Autism, mistakes, ABA therapy and
I debated sharing this for obvious reasons, but I believe this will be helpful for many parents. I also know a lot of you follow me for my honesty and vulnerability, so it didn’t feel right keeping this a secret now that it’s behind us.
A few weeks ago, Charlie pushed a chair up to the counter to access our vitamin cabinet, which also has some of the kids’ medicines. He grabbed a bottle of children’s melatonin gummies, opened the child-resistant lid, and ate most of the gummies. We called poison control right away, who told us we needn’t worry—what he ate was not dangerous to his health. Still, as parents, we felt terrible. Sure, Charlie was fine, but what if he’d gotten something worse than melatonin gummies? And what if I hadn’t noticed right away?
As you may have guessed, the cabinet was not childproofed. Because of what happened, we ordered locks the same day and kept the cabinet sealed with several feet of Charlie-proof Gorilla tape along the edge of the door.
A couple of weeks later, Charlie ate a dog treat. It was in one of those large ceramic jars and was sitting against the back of the kitchen counter against the wall. Again, we took action right away by moving where we store the dog treats to the pantry. The pantry already has a child-proof doorknob cover and self-closing hinges that Willy installed, so it always shuts and locks by itself.
Mistakes happen and we take full responsibility
Willy and I take full responsibility for the incidents that happened. We’re good, loving parents, but we’re also busy, flawed humans. Raising a severely autistic child who has no sense of danger means you either need to have eyes on them at all times, or have a highly-secured environment if you’re going to, say, step out to go to the bathroom. It only takes a second for something bad to happen. It’s stressful, but it’s our responsibility. We know it.
We told our team of therapists what had happened because while securing cabinets is our responsibility as parents, we rely on them to help Charlie gain useful and fundamental skills. PICA (eating non-edible items) is common among autistic children, and Charlie doesn’t have the skill-set to discriminate between consuming safe and unsafe items. So we went to our ABA team hoping they could help.
Instead of support from our BCBA (Board Certified Behavioral Analyst), we heard a knocking at the door a few hours later to announce that because of those two incidents, she filed a report with CPS. No warning, no meeting with us to express concern.

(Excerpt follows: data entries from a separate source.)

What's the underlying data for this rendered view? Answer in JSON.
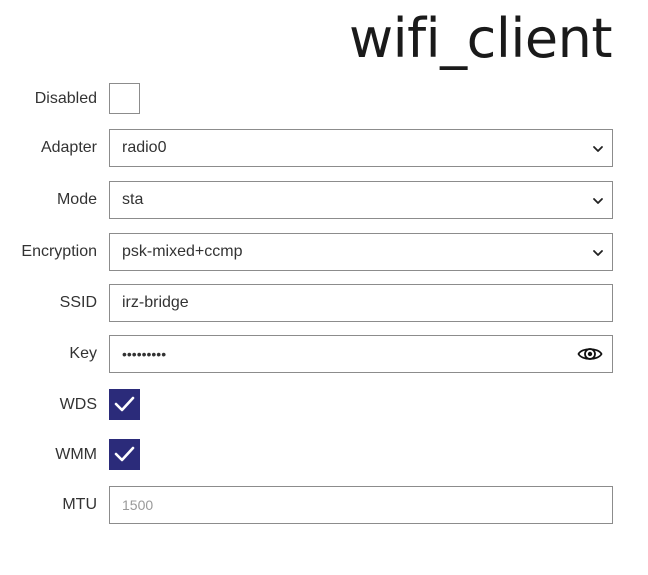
{
  "header": {
    "title": "wifi_client"
  },
  "form": {
    "disabled": {
      "label": "Disabled",
      "checked": false
    },
    "adapter": {
      "label": "Adapter",
      "value": "radio0",
      "icon": "chevron-down-icon"
    },
    "mode": {
      "label": "Mode",
      "value": "sta",
      "icon": "chevron-down-icon"
    },
    "encryption": {
      "label": "Encryption",
      "value": "psk-mixed+ccmp",
      "icon": "chevron-down-icon"
    },
    "ssid": {
      "label": "SSID",
      "value": "irz-bridge"
    },
    "key": {
      "label": "Key",
      "value": "•••••••••",
      "icon": "eye-icon"
    },
    "wds": {
      "label": "WDS",
      "checked": true
    },
    "wmm": {
      "label": "WMM",
      "checked": true
    },
    "mtu": {
      "label": "MTU",
      "placeholder": "1500"
    }
  },
  "colors": {
    "checkbox_checked": "#2b2b7a",
    "border": "#8c8c8c",
    "text": "#333333",
    "placeholder": "#9a9a9a"
  }
}
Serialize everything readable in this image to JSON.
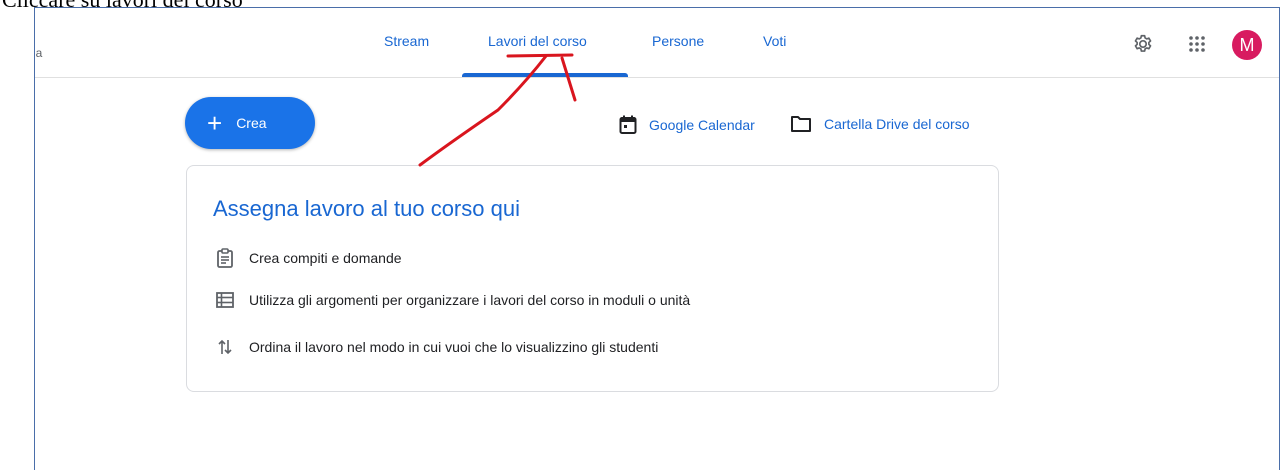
{
  "caption": "Cliccare su lavori del corso",
  "left_fragment": "ia",
  "tabs": [
    {
      "label": "Stream"
    },
    {
      "label": "Lavori del corso"
    },
    {
      "label": "Persone"
    },
    {
      "label": "Voti"
    }
  ],
  "user": {
    "avatar_initial": "M"
  },
  "create_button": {
    "label": "Crea"
  },
  "links": {
    "calendar": "Google Calendar",
    "drive": "Cartella Drive del corso"
  },
  "card": {
    "title": "Assegna lavoro al tuo corso qui",
    "items": [
      {
        "icon": "assignment-icon",
        "text": "Crea compiti e domande"
      },
      {
        "icon": "topic-list-icon",
        "text": "Utilizza gli argomenti per organizzare i lavori del corso in moduli o unità"
      },
      {
        "icon": "reorder-arrows-icon",
        "text": "Ordina il lavoro nel modo in cui vuoi che lo visualizzino gli studenti"
      }
    ]
  },
  "colors": {
    "accent": "#1a73e8",
    "link": "#1967d2",
    "avatar": "#d81b60",
    "annotation": "#d9151e"
  }
}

She didn’t even check to see if we had hidden the dog treats and secured the cabinet. She reported us to the same agency that takes children away from abusive and neglectful parents.
The next day, a woman from CPS was at our door, interviewing us, photographing dozens of details in our home, talking to Charlie’s therapists, and even talking to and photographing Jude. She saw that our house was safe. We have locks on all dangerous cabinets, drawers, and doors, as well as a custom-built barrier on top of our second-floor half-wall to prevent kids from falling or climbing over. We proactively got this before we even moved in. And that was it. The case was closed.
My feelings about this CPS report…
While this is technically behind us, I’m still emotionally affected by the events that took place. It was so hurtful to have someone I trust question my ability to be a good mother. I’m my own worst critic and felt absolutely terrible after both of these incidents. It took courage and trust to admit to Charlie’s therapists that he got into melatonin gummies and dog treats. No one likes to admit they screwed up, but I did because it was the best thing I could do for Charlie and wanted to get help. I put away my ego and fear of judgment and did the vulnerable thing of admitting what happened to his ABA team. Never in a million years would I have thought that they’d report me to CPS. I feel betrayed.
The process brought our family closer together in the end, but I’m not sure yet how this will affect our relationship with Charlie’s therapists moving forward. Will I feel comfortable sharing our future struggles with them? I don’t right now, but I hope I can move past these feelings because the truth is, Charlie needs their expertise.
As always, in hard times, there are lessons to be learned. This series of events is no exception, and it’s why I’m sharing it with you.
Even if you believe your house to be totally secure, make another pass over to double-check existing child-proofed areas, and to identify new spots that need securing.